For some people there is a family history of service, with children following parents and grandparents into the blue light community. For others, joining the ambulance service has been an ambition since childhood. Perhaps your person volunteers as a community first responder and does this on top of their day job.
For most it’s more than a job, it’s a vocation and sometimes that can feel like a 24-hour lifestyle choice as shift work and on call hours affect the routine of home life and relationships. Perhaps your loved one volunteers to do this on top of their day job, as a BASICS responder or Community First Responder.
We know that without your support, encouragement and sacrifices, the ambulance service wouldn’t be able to provide our community and those in distress with the help they need in an emergency. We also know that your support is what keeps responders well. So, thank you for all you do.
We’ve gathered some advice to commonly asked questions below. You can also listen to tips for family and friends from Keri, a SAS Paramedic.
Responders’ work often requires their complete focus and attention. This means they won’t be free to answer your calls or to let you know that they’re okay if you suspect they might be responding to a major incident. This can make it extra tough for the family and friends left at home.

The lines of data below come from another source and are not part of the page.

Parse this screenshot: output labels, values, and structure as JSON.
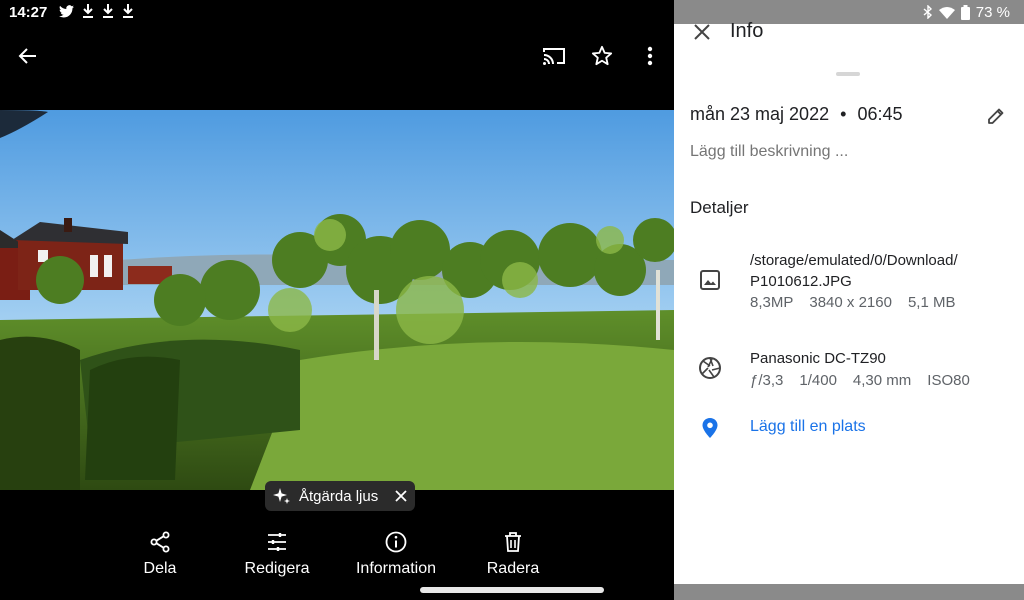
{
  "status_bar": {
    "time": "14:27",
    "battery": "73 %",
    "left_icons": [
      "twitter-icon",
      "download-icon",
      "download-icon",
      "download-icon"
    ],
    "right_icons": [
      "bluetooth-icon",
      "wifi-icon",
      "battery-icon"
    ]
  },
  "viewer": {
    "chip_label": "Åtgärda ljus",
    "actions": [
      {
        "label": "Dela",
        "icon": "share-icon"
      },
      {
        "label": "Redigera",
        "icon": "edit-sliders-icon"
      },
      {
        "label": "Information",
        "icon": "info-icon"
      },
      {
        "label": "Radera",
        "icon": "trash-icon"
      }
    ]
  },
  "info_panel": {
    "title": "Info",
    "date": "mån 23 maj 2022",
    "separator": "•",
    "time": "06:45",
    "description_placeholder": "Lägg till beskrivning ...",
    "details_heading": "Detaljer",
    "file": {
      "path_line1": "/storage/emulated/0/Download/",
      "path_line2": "P1010612.JPG",
      "megapixels": "8,3MP",
      "resolution": "3840 x 2160",
      "size": "5,1 MB"
    },
    "camera": {
      "model": "Panasonic DC-TZ90",
      "aperture": "ƒ/3,3",
      "shutter": "1/400",
      "focal": "4,30 mm",
      "iso": "ISO80"
    },
    "location_label": "Lägg till en plats"
  },
  "colors": {
    "accent": "#1a73e8",
    "panel_bg": "#ffffff",
    "viewer_bg": "#000000"
  }
}
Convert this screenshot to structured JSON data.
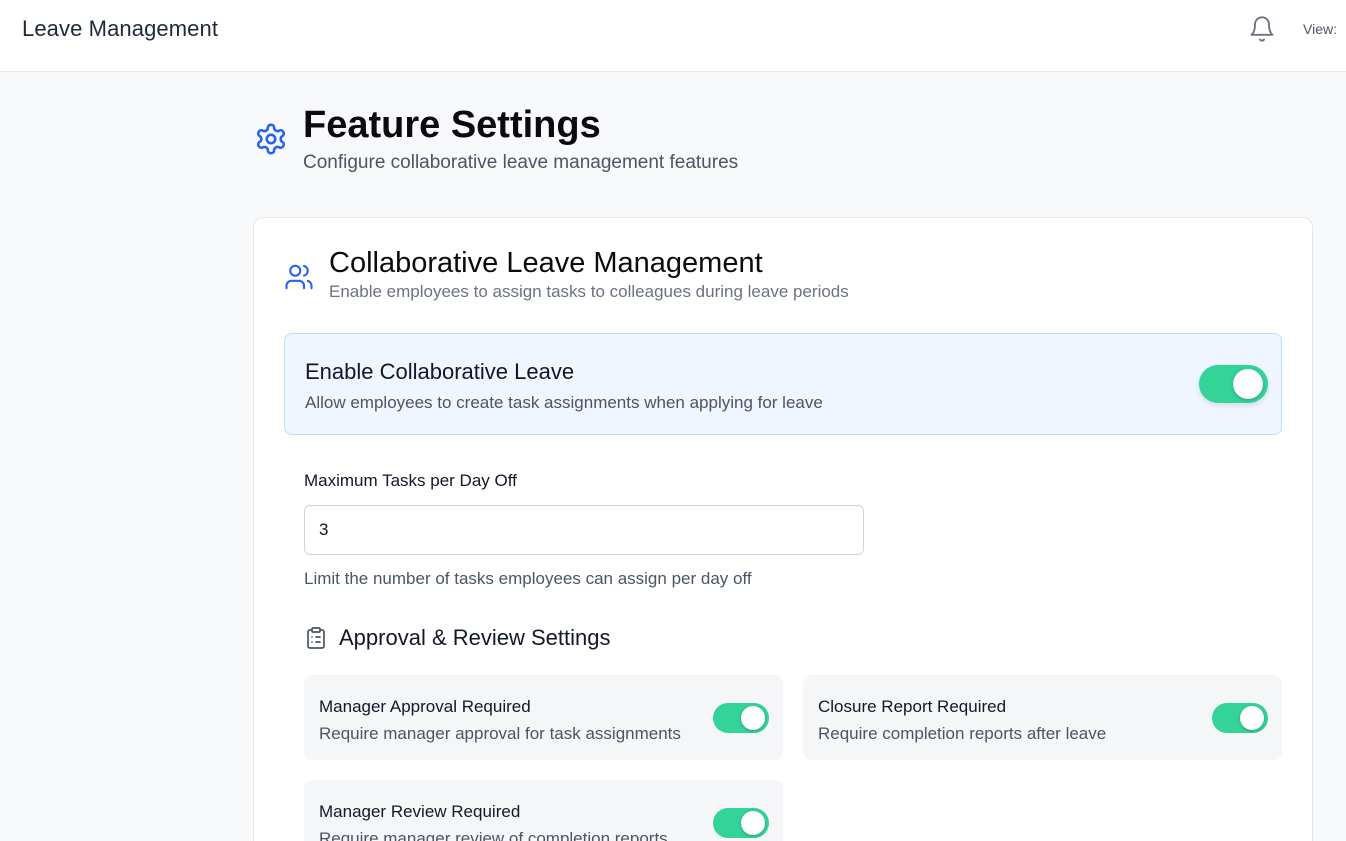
{
  "header": {
    "app_title": "Leave Management",
    "notification_icon": "bell-icon",
    "view_label": "View:"
  },
  "page": {
    "icon": "gear-icon",
    "title": "Feature Settings",
    "subtitle": "Configure collaborative leave management features"
  },
  "collab": {
    "icon": "users-icon",
    "title": "Collaborative Leave Management",
    "subtitle": "Enable employees to assign tasks to colleagues during leave periods",
    "enable": {
      "title": "Enable Collaborative Leave",
      "description": "Allow employees to create task assignments when applying for leave",
      "enabled": true
    },
    "max_tasks": {
      "label": "Maximum Tasks per Day Off",
      "value": "3",
      "help": "Limit the number of tasks employees can assign per day off"
    }
  },
  "approval": {
    "icon": "clipboard-list-icon",
    "title": "Approval & Review Settings",
    "settings": [
      {
        "title": "Manager Approval Required",
        "description": "Require manager approval for task assignments",
        "enabled": true
      },
      {
        "title": "Closure Report Required",
        "description": "Require completion reports after leave",
        "enabled": true
      },
      {
        "title": "Manager Review Required",
        "description": "Require manager review of completion reports",
        "enabled": true
      }
    ]
  },
  "colors": {
    "toggle_on": "#34d399",
    "accent_blue": "#2563eb",
    "enable_box_bg": "#eff6ff"
  }
}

If you or another family member are worrying so much that it’s affecting your ability to go about your day to day lives, please get some help with this. Have a look at the advice in the Coping and Self-Care section of this website and at the support available from the services on our welcome page.